Their stories have also been collected in an on-line blog, which documents the developments over this last year in videos and a written account that speak to the many in their situation in Romania. These include the numerous evicted Roma people in Bucharest's Rahova-Uranus neighbourhood (whose story is told in the fine stage show, La Harneala), the evicted Roma people in Cluj and their re-location near a chemical dump, those in Eforie (near the city of Costanza) and many others.

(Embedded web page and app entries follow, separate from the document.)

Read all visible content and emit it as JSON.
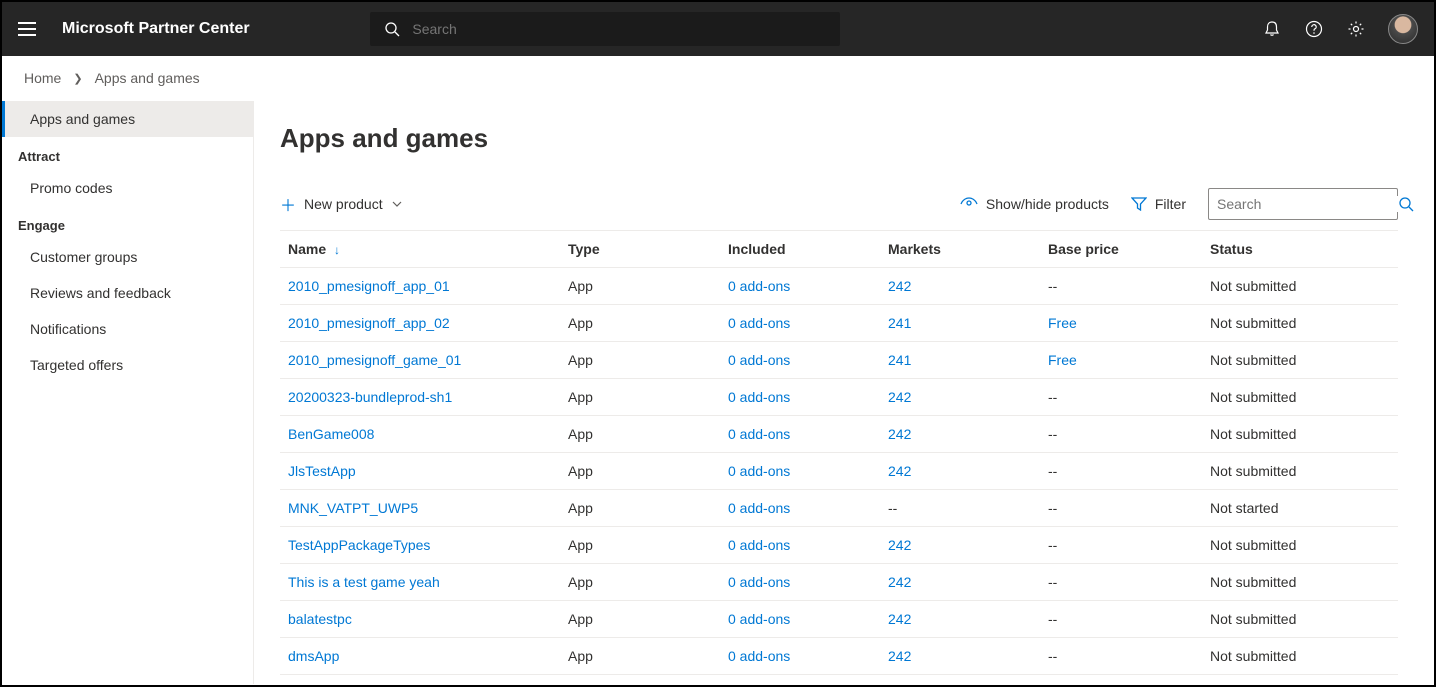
{
  "header": {
    "title": "Microsoft Partner Center",
    "search_placeholder": "Search"
  },
  "breadcrumb": {
    "home": "Home",
    "current": "Apps and games"
  },
  "sidebar": {
    "active": "Apps and games",
    "groups": [
      {
        "heading": "Attract",
        "items": [
          "Promo codes"
        ]
      },
      {
        "heading": "Engage",
        "items": [
          "Customer groups",
          "Reviews and feedback",
          "Notifications",
          "Targeted offers"
        ]
      }
    ]
  },
  "page": {
    "title": "Apps and games",
    "new_product": "New product",
    "show_hide": "Show/hide products",
    "filter": "Filter",
    "search_placeholder": "Search"
  },
  "table": {
    "columns": {
      "name": "Name",
      "type": "Type",
      "included": "Included",
      "markets": "Markets",
      "price": "Base price",
      "status": "Status"
    },
    "rows": [
      {
        "name": "2010_pmesignoff_app_01",
        "type": "App",
        "included": "0 add-ons",
        "markets": "242",
        "price": "--",
        "status": "Not submitted"
      },
      {
        "name": "2010_pmesignoff_app_02",
        "type": "App",
        "included": "0 add-ons",
        "markets": "241",
        "price": "Free",
        "status": "Not submitted"
      },
      {
        "name": "2010_pmesignoff_game_01",
        "type": "App",
        "included": "0 add-ons",
        "markets": "241",
        "price": "Free",
        "status": "Not submitted"
      },
      {
        "name": "20200323-bundleprod-sh1",
        "type": "App",
        "included": "0 add-ons",
        "markets": "242",
        "price": "--",
        "status": "Not submitted"
      },
      {
        "name": "BenGame008",
        "type": "App",
        "included": "0 add-ons",
        "markets": "242",
        "price": "--",
        "status": "Not submitted"
      },
      {
        "name": "JlsTestApp",
        "type": "App",
        "included": "0 add-ons",
        "markets": "242",
        "price": "--",
        "status": "Not submitted"
      },
      {
        "name": "MNK_VATPT_UWP5",
        "type": "App",
        "included": "0 add-ons",
        "markets": "--",
        "price": "--",
        "status": "Not started"
      },
      {
        "name": "TestAppPackageTypes",
        "type": "App",
        "included": "0 add-ons",
        "markets": "242",
        "price": "--",
        "status": "Not submitted"
      },
      {
        "name": "This is a test game yeah",
        "type": "App",
        "included": "0 add-ons",
        "markets": "242",
        "price": "--",
        "status": "Not submitted"
      },
      {
        "name": "balatestpc",
        "type": "App",
        "included": "0 add-ons",
        "markets": "242",
        "price": "--",
        "status": "Not submitted"
      },
      {
        "name": "dmsApp",
        "type": "App",
        "included": "0 add-ons",
        "markets": "242",
        "price": "--",
        "status": "Not submitted"
      }
    ]
  }
}
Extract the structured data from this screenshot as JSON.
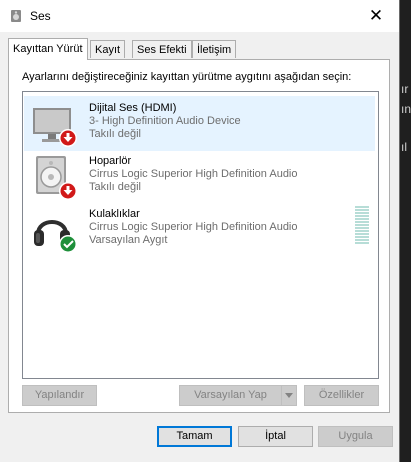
{
  "window": {
    "title": "Ses",
    "close_glyph": "✕"
  },
  "tabs": [
    {
      "label": "Kayıttan Yürüt",
      "active": true
    },
    {
      "label": "Kayıt",
      "active": false
    },
    {
      "label": "Ses Efekti",
      "active": false
    },
    {
      "label": "İletişim",
      "active": false
    }
  ],
  "instruction": "Ayarlarını değiştireceğiniz kayıttan yürütme aygıtını aşağıdan seçin:",
  "devices": [
    {
      "name": "Dijital Ses (HDMI)",
      "description": "3- High Definition Audio Device",
      "status": "Takılı değil",
      "icon": "monitor-icon",
      "badge": "down-arrow-badge-icon",
      "selected": true
    },
    {
      "name": "Hoparlör",
      "description": "Cirrus Logic Superior High Definition Audio",
      "status": "Takılı değil",
      "icon": "speaker-icon",
      "badge": "down-arrow-badge-icon",
      "selected": false
    },
    {
      "name": "Kulaklıklar",
      "description": "Cirrus Logic Superior High Definition Audio",
      "status": "Varsayılan Aygıt",
      "icon": "headphones-icon",
      "badge": "checkmark-badge-icon",
      "selected": false
    }
  ],
  "buttons": {
    "configure": "Yapılandır",
    "set_default": "Varsayılan Yap",
    "properties": "Özellikler",
    "ok": "Tamam",
    "cancel": "İptal",
    "apply": "Uygula"
  },
  "background_text": {
    "fragment1": "ır",
    "fragment2": "ın",
    "fragment3": "ıl"
  },
  "colors": {
    "selection": "#e5f3ff",
    "accent": "#0078d7",
    "error_badge": "#d11919",
    "ok_badge": "#1e8f3a"
  }
}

The state is mostly keeping silent and ignoring these cases. Suffice it to consider that the embassies of Austria, Denmark, Finland, France, Germany, Great Britain, Netherlands, Norway, Spain, Sweden, Switzerland and the U.S.A wrote a letter to the mayor of Sector 3 asking for clarification on the Vulturilor eviction, copying it to the Romanian Ministry of Foreign Affairs. The letter was sent roughly three weeks after the eviction took place, on 7 October 2014. These twelve embassies received nothing but a vague response, one of them told me, and not until 4 February 2015: four months after their request. Meanwhile, Romanian citizens have been living on the street for one year, and many others will experience homelessness very soon.
The Vulturilor people have become sick, poorer and weaker on the street. Their children have learnt how to take an improvised shower using buckets, to change in chemical toilets, and to go to school wearing clothes washed by hand out in the street. Their parents have lost hope and become worn down, trying to fill in all the countless documents that their state continuously asks them to submit in a spiral of Kafkian bureaucracy and inefficiency.
Meanwhile, the Romanian authorities keep on promising that new social housing is under construction, although the only new buildings that are due to open in Bucharest are expensive hotels and huge cathedrals. Assessing the blame resting on those institutions at the international level is the only way to end discrimination in Romania, to win justice for the forceful protest by the people of Vulturilor and to hold out a different future for Iosif and children like him.
Note: You can learn more about the story of Vulturilor at the community’s blog: www.jurnaldinvulturilor50.org. To provide help you can contact the Frontul Comun Pentru Drept la Locuire (http://fcdl.ro/), the NGO Carusel (www.carusel.org) or Active Watch (http://www.activewatch.ro/). The views expressed in this article are those of its author only.